Those who depend on the river say despite recent rain, water conservation must continue.
"It's raining a little bit right now, but please conserve as if the drought is going to go on to 2014, because that is what the climate prediction center is saying," Todd Votteler said.
Votteler is the Chair of Guadalupe Basin Coalition, a group of cities, counties and businesses that depend on the Blanco, San Marcos and Guadalupe rivers.
"Things are starting to look green, but the drought is not over, at least what we call hydrologic drought, which is how much water there is in the regional aquifers, reservoirs and rivers," Votteler said.
Recent rains have been beneficial, but experts say we've been at such a deficit for so long it's going to take a lot more water to recover.
"We're starting out at a lower and lower level,” Votteler said. “If we don't get a lot of rain between now and then, we're going to be going into 2014 with another big deficit."
Long-term droughts in Texas often end with floods.
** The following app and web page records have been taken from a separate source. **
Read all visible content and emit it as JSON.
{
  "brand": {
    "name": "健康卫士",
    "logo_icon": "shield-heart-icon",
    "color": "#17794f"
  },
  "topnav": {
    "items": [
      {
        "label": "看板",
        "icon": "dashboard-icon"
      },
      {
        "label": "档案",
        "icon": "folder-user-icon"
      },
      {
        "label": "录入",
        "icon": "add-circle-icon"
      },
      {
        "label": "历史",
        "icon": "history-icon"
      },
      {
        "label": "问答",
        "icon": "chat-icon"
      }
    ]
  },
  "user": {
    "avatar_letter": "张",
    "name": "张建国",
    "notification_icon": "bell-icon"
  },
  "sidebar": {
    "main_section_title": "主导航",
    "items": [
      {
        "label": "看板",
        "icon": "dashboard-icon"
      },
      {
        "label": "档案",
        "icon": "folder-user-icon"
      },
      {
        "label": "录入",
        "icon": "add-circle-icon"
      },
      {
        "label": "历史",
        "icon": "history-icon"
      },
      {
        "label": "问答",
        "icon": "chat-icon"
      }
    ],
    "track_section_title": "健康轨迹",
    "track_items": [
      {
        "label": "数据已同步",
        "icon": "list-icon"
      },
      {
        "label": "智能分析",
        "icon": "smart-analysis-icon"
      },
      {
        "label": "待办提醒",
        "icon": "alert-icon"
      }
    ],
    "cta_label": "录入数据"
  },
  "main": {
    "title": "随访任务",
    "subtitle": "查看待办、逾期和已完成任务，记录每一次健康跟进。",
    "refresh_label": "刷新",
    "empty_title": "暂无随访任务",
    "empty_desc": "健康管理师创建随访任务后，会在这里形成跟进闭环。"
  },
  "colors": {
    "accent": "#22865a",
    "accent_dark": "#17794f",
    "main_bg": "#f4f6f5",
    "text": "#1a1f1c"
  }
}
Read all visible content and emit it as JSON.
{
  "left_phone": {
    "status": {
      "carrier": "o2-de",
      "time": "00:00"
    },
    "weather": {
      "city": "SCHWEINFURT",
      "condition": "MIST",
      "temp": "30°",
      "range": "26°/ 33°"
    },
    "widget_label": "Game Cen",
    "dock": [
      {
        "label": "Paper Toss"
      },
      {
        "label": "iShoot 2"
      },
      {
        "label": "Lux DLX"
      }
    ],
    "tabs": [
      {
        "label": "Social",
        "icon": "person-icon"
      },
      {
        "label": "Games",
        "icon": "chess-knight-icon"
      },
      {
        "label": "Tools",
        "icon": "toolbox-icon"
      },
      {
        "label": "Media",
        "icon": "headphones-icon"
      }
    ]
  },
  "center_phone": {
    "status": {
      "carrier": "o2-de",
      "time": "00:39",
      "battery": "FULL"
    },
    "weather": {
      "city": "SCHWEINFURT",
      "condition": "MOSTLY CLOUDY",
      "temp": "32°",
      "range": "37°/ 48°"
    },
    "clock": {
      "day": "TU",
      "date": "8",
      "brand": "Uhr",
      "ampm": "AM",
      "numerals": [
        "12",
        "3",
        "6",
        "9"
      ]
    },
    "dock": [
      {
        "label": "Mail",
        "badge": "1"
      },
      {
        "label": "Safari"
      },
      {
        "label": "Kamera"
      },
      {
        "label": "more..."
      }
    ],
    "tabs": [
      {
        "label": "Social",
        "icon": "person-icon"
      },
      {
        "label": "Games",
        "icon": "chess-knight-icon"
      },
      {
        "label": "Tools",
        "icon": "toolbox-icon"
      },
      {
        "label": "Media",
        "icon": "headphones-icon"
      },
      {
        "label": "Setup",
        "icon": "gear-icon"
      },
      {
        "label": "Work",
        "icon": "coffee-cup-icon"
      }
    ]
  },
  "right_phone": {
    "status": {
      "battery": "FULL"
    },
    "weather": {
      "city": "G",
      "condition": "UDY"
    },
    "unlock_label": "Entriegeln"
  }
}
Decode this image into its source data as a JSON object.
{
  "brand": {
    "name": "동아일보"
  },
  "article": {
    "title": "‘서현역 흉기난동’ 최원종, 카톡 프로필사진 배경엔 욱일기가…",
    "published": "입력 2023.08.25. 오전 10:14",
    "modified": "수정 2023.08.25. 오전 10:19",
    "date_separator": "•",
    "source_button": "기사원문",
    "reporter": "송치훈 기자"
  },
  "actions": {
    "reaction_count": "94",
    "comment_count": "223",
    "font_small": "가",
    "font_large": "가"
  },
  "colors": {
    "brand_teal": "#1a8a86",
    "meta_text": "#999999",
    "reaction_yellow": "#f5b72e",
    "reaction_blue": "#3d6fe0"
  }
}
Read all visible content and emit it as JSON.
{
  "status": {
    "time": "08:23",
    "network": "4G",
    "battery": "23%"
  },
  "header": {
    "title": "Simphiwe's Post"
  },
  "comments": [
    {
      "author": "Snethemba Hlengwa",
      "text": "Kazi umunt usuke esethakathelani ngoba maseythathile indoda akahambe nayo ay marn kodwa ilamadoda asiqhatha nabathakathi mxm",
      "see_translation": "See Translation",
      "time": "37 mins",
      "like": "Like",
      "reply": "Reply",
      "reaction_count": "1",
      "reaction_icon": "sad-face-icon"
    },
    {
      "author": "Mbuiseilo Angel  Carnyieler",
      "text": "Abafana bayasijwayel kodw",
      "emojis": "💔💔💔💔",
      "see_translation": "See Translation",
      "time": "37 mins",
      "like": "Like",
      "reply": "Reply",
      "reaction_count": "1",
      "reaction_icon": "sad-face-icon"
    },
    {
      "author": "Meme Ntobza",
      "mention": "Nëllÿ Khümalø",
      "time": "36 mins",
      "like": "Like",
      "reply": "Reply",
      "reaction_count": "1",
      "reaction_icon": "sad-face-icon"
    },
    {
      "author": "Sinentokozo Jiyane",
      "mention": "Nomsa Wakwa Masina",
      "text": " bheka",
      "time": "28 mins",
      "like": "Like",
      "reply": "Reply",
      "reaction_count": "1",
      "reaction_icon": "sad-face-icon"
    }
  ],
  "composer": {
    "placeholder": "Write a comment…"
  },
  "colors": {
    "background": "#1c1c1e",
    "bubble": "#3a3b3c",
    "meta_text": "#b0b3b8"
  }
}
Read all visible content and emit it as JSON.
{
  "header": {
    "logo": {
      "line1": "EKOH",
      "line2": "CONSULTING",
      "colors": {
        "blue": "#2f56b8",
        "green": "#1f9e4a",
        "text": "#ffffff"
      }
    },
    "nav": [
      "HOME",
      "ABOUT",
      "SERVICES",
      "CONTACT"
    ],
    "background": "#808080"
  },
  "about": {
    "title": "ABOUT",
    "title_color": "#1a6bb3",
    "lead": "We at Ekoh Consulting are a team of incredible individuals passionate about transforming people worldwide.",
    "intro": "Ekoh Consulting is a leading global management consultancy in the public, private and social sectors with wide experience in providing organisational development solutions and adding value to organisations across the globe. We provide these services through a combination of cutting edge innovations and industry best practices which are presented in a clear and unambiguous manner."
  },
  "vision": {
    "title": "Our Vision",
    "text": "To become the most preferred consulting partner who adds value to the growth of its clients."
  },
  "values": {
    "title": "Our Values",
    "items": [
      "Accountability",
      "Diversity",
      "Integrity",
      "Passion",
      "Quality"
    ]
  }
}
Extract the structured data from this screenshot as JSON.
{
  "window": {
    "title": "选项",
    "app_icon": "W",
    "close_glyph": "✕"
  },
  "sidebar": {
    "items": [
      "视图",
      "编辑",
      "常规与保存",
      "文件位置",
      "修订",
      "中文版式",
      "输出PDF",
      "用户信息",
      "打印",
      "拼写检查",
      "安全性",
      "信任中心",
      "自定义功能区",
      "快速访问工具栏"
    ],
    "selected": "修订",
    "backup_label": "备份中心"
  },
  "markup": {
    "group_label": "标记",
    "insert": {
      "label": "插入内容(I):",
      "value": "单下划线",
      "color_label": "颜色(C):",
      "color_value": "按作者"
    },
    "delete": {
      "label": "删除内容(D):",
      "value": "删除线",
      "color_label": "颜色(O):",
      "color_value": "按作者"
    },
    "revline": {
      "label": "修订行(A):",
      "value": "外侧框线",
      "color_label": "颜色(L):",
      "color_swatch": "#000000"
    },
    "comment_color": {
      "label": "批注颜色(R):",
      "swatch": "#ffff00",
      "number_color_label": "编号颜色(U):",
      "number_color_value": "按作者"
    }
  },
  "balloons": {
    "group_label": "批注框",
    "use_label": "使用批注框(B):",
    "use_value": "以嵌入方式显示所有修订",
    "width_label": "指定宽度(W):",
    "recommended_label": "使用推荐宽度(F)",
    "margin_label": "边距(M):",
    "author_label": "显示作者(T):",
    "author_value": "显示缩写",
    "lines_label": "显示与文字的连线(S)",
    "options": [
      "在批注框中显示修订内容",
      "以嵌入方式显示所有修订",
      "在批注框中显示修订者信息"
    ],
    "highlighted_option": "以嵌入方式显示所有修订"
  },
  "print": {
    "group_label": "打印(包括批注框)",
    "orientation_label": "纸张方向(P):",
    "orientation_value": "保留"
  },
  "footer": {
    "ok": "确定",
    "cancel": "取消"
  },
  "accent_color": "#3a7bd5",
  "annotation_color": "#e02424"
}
Votteler is hopeful the current drought's ending will be more gradual, even though there's just no telling when the end will come.
"We have to act as if the drought is going to go on for a while and pray that it doesn't," Votteler said.
The Edwards Aquifer has risen about three feet since Saturday, but it's still 23 feet below average. Experts say the key to breaking the drought will be heavy rain in the critical recharge zone.